Someone had left a Bentley in the middle of Waverley Station, slap bang between me and the Newcastle train.
I was startled, but not unduly alarmed. Edinburgh’s parking attendants are a ferocious legion. Dead people in hearses get tickets slapped on them here, so I fully expected this egregious breach of parking protocol to be dealt with swiftly, perhaps by a crack team of elite traffic enforcers abseiling down from the canopy, armed with shoulder-mounted grenade launchers and take that baby out, like a sort of Parking SAS.
A man came out of the Bentley. He was talking to himself. Well, to be precise, he was talking to his sleeve. I live in Leith. We see a lot of this. People talking down their sleeves means they think a tiny fairy lives in the crook of their elbow. Mind you, he was considerably better dressed than the floating population of the Kirkgate.
Up by the new barriers there was a sudden roar of engines and a blaze of flashing lights. A veritable platoon of motorcycle cops fanfared into the station, with yet another car, this time a very new and shiny Range Rover.
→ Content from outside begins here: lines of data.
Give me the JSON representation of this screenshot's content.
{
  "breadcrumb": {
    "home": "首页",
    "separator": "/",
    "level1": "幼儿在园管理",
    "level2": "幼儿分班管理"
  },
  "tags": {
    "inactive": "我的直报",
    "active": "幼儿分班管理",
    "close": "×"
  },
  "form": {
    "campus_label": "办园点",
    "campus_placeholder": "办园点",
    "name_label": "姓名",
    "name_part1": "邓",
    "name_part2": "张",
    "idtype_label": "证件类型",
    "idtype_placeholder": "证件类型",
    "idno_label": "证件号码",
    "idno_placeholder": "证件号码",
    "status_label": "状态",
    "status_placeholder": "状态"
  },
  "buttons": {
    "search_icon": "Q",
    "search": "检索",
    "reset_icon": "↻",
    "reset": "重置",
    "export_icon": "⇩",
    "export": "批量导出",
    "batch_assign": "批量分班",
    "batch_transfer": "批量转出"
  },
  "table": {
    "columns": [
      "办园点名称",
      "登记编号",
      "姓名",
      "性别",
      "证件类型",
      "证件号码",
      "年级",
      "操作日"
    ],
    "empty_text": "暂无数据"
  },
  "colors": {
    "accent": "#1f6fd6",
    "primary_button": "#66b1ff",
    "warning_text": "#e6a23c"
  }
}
Well, I thought, someone has done very well in a quiz show somewhere.
Now, there are two ways of dealing with this sort of hullaballoo invading your daily life. One, get uptight British and just carry on, pretend there is nothing to see here, or two, get peasant Scot and give the free show a good stare. I have unnaturally high levels of nosiness. Time for some serious gawping.
A rumour swept the concourse. Nicola was getting off the Aberdeen train. There was a static shock of excitement. Heads swung and there was a bit of shuffling to get a better look. Counter rumour, indeed truth, flooded back. Charles and Camilla were coming to town. A wave of boredom washed people back to WH Smith and the train that tries to get to Glasgow.
The place was awash with police officers. Tell you what; don’t fancy your chances of getting that burglary solved any time soon if this amount of blue-clad lads and lassies is tied up protecting a pair of pensioners up on a jolly.
The cars carried on waiting for the royal bahookies, right there in the middle of the station.
Fun to be had on Union Canal
Well, before the aliens invade and stop all the fun, why not head up to the Union Canal on Saturday and join in the great festival from the fantastic folk at Re-Union?
Canal Festival is terrific. They’ve got raft racing, boat trips, birds of prey and belly dancing. I’m not exactly sure how the belly dancing fits in with narrowboats and flotillas, but who cares?
They also have something called canoe tasters. Now, I might be wrong here, but I suspect that this will not involve biting chunks out of a kayak.
It’ll still be way more exciting than Prince Charles in a Bentley.
Aliens are taking over St James
This has been bothering me for a while, and I can’t be the only one who worries about this, but who exactly are those two giant people on the side of the St James Centre? You must have noticed them. He looks a bit like the actor Matthew McConaughey, only way more glaikit and she looks like she’s about to tell you the results of those tests you had. And it’s not good news.
They’re both gazing intently down Leith Walk, with an air of faintly annoyed concern. The sort of look Morningside dwellers give Kirkgate radgies, should they find themselves in our universe by accident. That sort of “what are they doing/saying/drinking, Murdo?’” look.
Are they the advance party for our new leaders, d’you think? Is this what the aliens will look like?
Disabled come second in taxi rank rights
Now, my mate Malcolm is disabled. He uses a pretty big wheelchair. Getting in and out of Waverley used to be a breeze. Off the train, and across to the helpful taxi drivers at the rank in the station on the same level as the platform. Bingo.
Why, if a committee of clever folks sat down today to design a wheelchair friendly station, they couldn’t come up with a better plan.
Imagine the gratitude of the nation. Scotland would show the world how to welcome not just disabled people, but also mums with buggies, older folks and even fit youngsters with huge cases. All benefiting from this thoughtful arrangement.
So much more efficient than sending people up slopes steep enough to challenge chamois goats, or do battle with escalators more prone to temper tantrums than Naomi Campbell on a substandard first-class flight or off on a Crystal Maze adventure where the prize is finding the taxi.
Y’see, Malcolm’s big mistake is that he was born disabled.
Now, if he had been born royal, well, that taxi rank would still exist for him.